*Task description*
What is the number of lines in the listing that contain "screenshot"? Give that number only.
*** Entries supplied Section Begins ***
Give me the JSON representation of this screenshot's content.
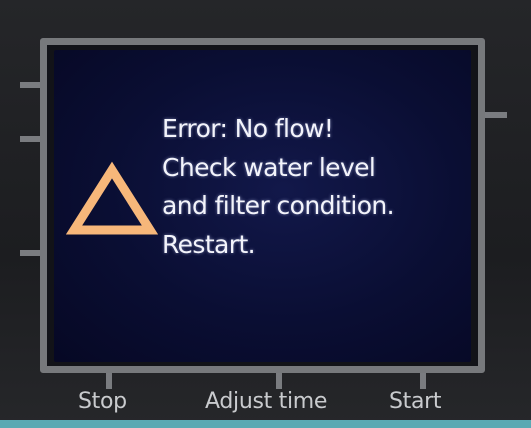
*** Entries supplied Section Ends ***
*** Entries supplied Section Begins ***
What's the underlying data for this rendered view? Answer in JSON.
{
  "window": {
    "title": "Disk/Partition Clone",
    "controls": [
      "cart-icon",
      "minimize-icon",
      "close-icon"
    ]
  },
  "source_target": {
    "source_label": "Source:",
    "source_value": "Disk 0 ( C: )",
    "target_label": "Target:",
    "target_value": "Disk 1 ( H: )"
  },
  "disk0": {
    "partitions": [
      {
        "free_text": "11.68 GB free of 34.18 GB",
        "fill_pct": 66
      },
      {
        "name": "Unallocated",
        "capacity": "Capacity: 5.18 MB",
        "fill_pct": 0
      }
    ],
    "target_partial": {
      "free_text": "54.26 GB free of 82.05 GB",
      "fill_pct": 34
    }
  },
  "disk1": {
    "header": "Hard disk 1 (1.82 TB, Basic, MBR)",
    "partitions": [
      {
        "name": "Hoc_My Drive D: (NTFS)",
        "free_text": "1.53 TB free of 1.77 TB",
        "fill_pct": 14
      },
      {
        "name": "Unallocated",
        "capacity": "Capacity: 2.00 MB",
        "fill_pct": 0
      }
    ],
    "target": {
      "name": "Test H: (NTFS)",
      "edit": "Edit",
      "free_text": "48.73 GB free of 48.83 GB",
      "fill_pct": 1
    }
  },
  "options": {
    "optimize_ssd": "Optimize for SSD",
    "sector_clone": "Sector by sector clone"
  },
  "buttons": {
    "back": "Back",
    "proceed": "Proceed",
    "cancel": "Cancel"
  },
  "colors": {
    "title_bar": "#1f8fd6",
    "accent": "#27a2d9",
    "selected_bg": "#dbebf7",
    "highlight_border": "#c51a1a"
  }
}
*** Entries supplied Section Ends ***
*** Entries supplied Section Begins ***
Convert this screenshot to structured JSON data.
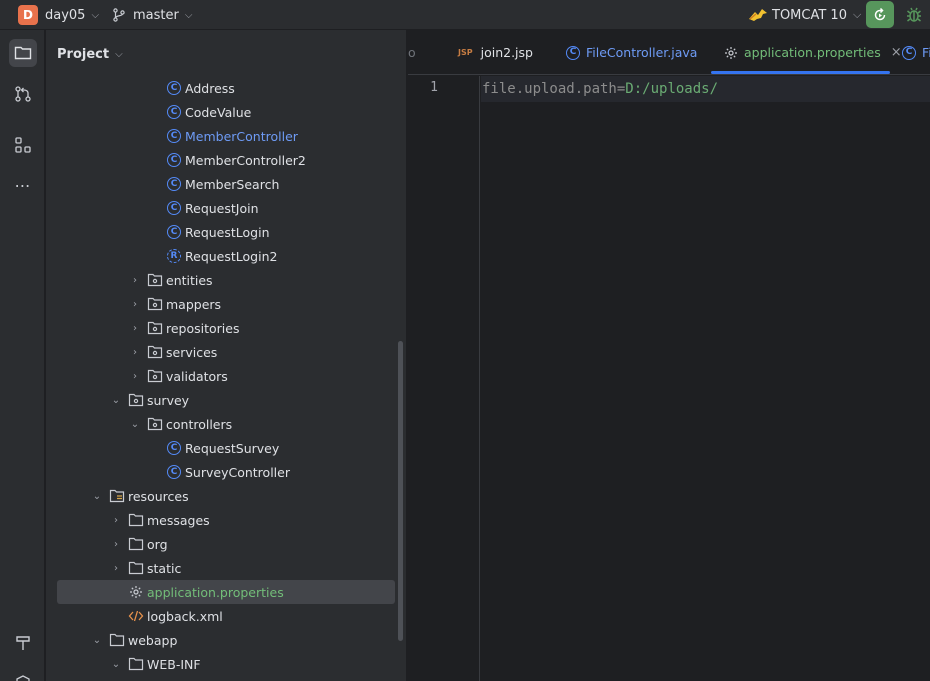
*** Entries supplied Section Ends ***
*Output for this task*
2